Book Review: Don’t Kill the Birthday Girl
I got the memoir Don’t Kill the Birthday Girl for my birthday last year, and finally got around to reading it recently. I found it very insightful, seeing what goes on inside the head of someone with allergies, and the huge desire to just be normal, and not want to make a big deal out of things for everyone else. It makes me feel bad for what Joseph has ahead of himself if he doesn’t grow out of his allergies, although I have more resources than Beasley’s mother did to help him cope.
I also liked the philosophizing she did on peanut allergies and the school bans on peanuts (which I agree with), and the information on what research is going on with allergies today. I agree with her that there are problems with the hygiene hypothesis, and while I was a bit disheartened at seeing how far away desensitization treatments are, it was good to get that critical view of it.

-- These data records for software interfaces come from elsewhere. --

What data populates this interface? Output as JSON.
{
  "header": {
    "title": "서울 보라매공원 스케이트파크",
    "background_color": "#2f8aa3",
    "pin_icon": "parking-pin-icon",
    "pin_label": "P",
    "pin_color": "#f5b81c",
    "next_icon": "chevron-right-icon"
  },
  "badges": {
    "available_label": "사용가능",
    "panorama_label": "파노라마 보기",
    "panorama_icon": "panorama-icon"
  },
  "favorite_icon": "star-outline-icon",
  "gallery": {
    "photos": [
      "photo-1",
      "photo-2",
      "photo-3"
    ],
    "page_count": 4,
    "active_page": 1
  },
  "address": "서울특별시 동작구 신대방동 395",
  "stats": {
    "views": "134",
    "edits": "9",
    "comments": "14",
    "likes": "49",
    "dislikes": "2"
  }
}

What I enjoyed most, though, was her look at food and its role in society. Something that the rest of us just take for granted. It’s amazing when you consider how food is everywhere, and there are all these rituals involved with food, including birthdays, weddings, and more. She has a style that helps you appreciate it, while not asking for a pity party when she can’t participate. She just says it like it is.
Overall, I give it 5 out of 5 stars.